Monday, June 19, 2006

Jeremy Rifkin Endorses Biotech?

Jeremy Rifkin, prominent activist and critic of biotechnology, seems to have softened his opposition, according to this story in Science (subscription needed). Rifkin is the author of Who Should Play God? (1977) and The Biotech Century (1999) and was once desribed, in Time Magazine, as the most hated man in science. But now it seems that Rifkin is less hostile to agricultural biotechnology and actually supports marker-assisted selection (MAS). Here is an excerpt from the story in Science:

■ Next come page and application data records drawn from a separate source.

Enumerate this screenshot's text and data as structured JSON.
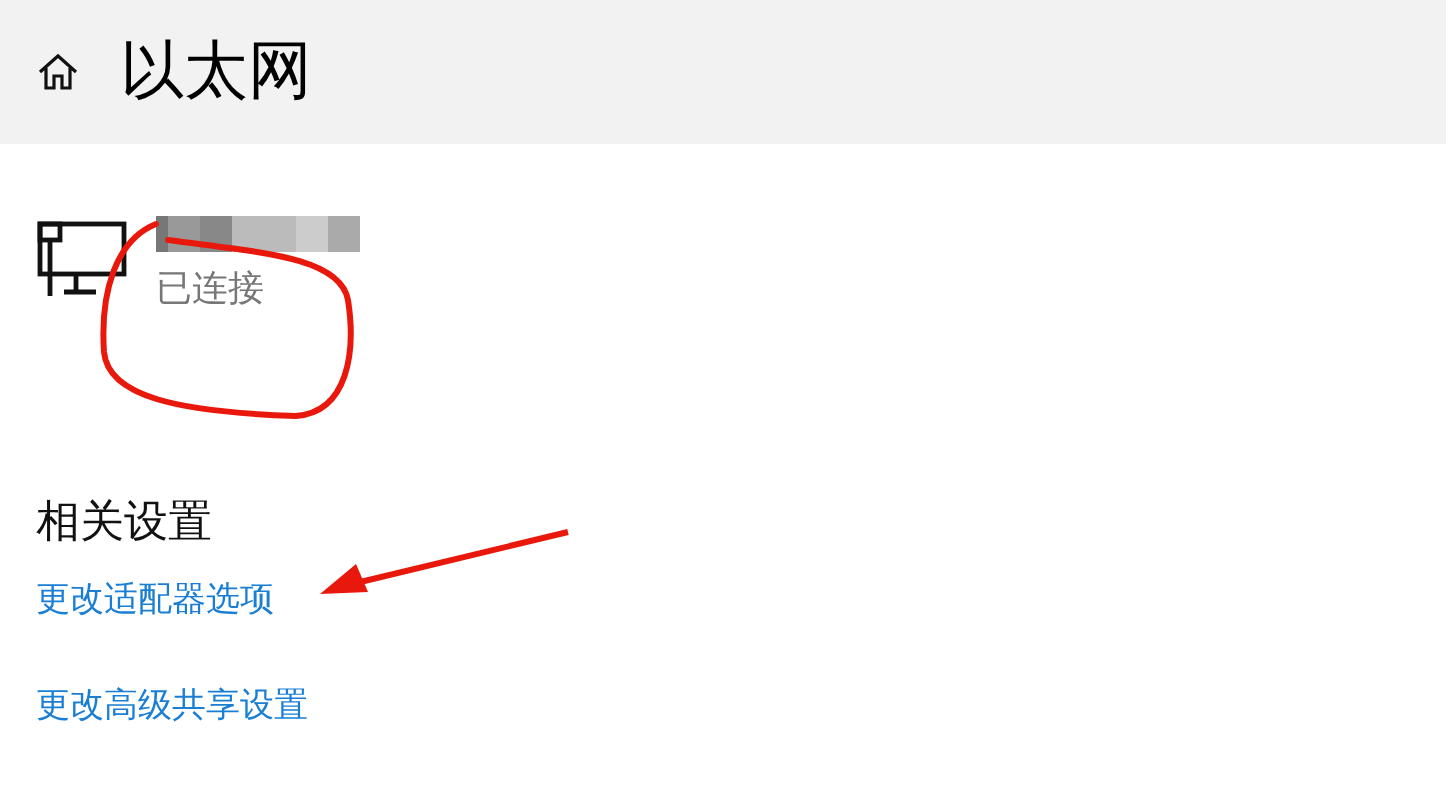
{
  "page": {
    "title": "以太网"
  },
  "connection": {
    "status": "已连接"
  },
  "related_settings": {
    "heading": "相关设置",
    "links": [
      "更改适配器选项",
      "更改高级共享设置"
    ]
  }
}
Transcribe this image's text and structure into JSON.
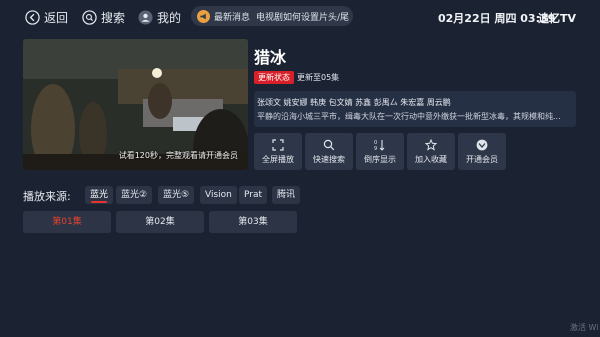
{
  "topbar": {
    "back_label": "返回",
    "search_label": "搜索",
    "mine_label": "我的",
    "notice_tag": "最新消息",
    "notice_text": "电视剧如何设置片头/尾",
    "datetime": "02月22日 周四 03:39",
    "brand": "追忆TV"
  },
  "video": {
    "trial_text": "试看120秒，完整观看请开通会员"
  },
  "detail": {
    "title": "猎冰",
    "status_badge": "更新状态",
    "update_text": "更新至05集",
    "cast": "张颂文 姚安娜 韩庚 包文婧 苏鑫 彭禺厶 朱宏嘉 周云鹏",
    "synopsis": "平静的沿海小城三平市，缉毒大队在一次行动中意外缴获一批新型冰毒，其规模和纯..."
  },
  "actions": [
    {
      "label": "全屏播放",
      "icon": "fullscreen-icon"
    },
    {
      "label": "快速搜索",
      "icon": "search-icon"
    },
    {
      "label": "倒序显示",
      "icon": "sort-icon"
    },
    {
      "label": "加入收藏",
      "icon": "star-icon"
    },
    {
      "label": "开通会员",
      "icon": "vip-icon"
    }
  ],
  "sources": {
    "label": "播放来源:",
    "items": [
      "蓝光",
      "蓝光②",
      "蓝光⑤",
      "Vision",
      "Prat",
      "腾讯"
    ],
    "active_index": 0
  },
  "episodes": {
    "items": [
      "第01集",
      "第02集",
      "第03集"
    ],
    "current_index": 0
  },
  "watermark": "激活 Wi",
  "colors": {
    "background": "#1b2333",
    "accent_red": "#e5322f",
    "tile": "#2c3446"
  }
}
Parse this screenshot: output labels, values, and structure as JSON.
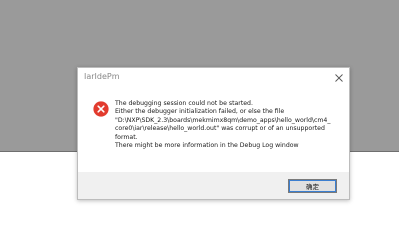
{
  "dialog": {
    "title": "IarIdePm",
    "message_lines": [
      "The debugging session could not be started.",
      "Either the debugger initialization failed, or else the file",
      "\"D:\\NXP\\SDK_2.3\\boards\\mekmimx8qm\\demo_apps\\hello_world\\cm4_",
      "core0\\iar\\release\\hello_world.out\" was corrupt or of an unsupported",
      "format.",
      "There might be more information in the Debug Log window"
    ],
    "ok_label": "确定",
    "icons": {
      "error": "error-icon",
      "close": "close-icon"
    }
  },
  "colors": {
    "backdrop": "#9a9a9a",
    "error_red": "#e23b2e",
    "footer": "#f0f0f0",
    "button_focus": "#3c7fd0"
  }
}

For years, activist Jeremy Rifkin was the bête noire of biotechnology. Beginning in 1983, he filed several lawsuits to block field trials of genetically modified (GM) organisms and grabbed headlines around the world. Rifkin, an economist who runs the nonprofit Foundation on Economic Trends in Washington, D.C., said such actions were necessary to force an insulated research world to confront pressing ethical questions. To many in the scientific community, however, Rifkin was simply fanning irrational fears about biotechnology. A headline of a 1989 Time magazine profile called him "The Most Hated Man in Science" and captured the prevailing sentiment.

....In a white paper posted to his organization's Web site this week, Rifkin says MAS offers all the advantages of new genomic science without what he calls the great risks to human health and the environment posed by GM crops. Instead of transferring genes from one species to another, MAS simply speeds and improves traditional plant breeding. Researchers search through maps of a plant's genome for sequence markers that are consistently associated with desired traits such as improved yield or disease resistance. Those markers can then be used to screen breeding stock and the progeny of traditional crosses even before they are grown or planted in the field.

Rifkin touts MAS as a path toward cheaper organic food and more sustainable agriculture. And to ensure that all reap its benefits, he advocates that MAS be used in a patent-free, or "open source," system in which the genetic information and techniques used to assist breeding are freely exchanged. "It's not enough to know what you're against. … This paper is my effort to try to frame an opportunity to move into a new age for agriculture," says Rifkin, whose immediate goal is to "open a conversation" with scientists, industry, and policymakers about the future of MAS.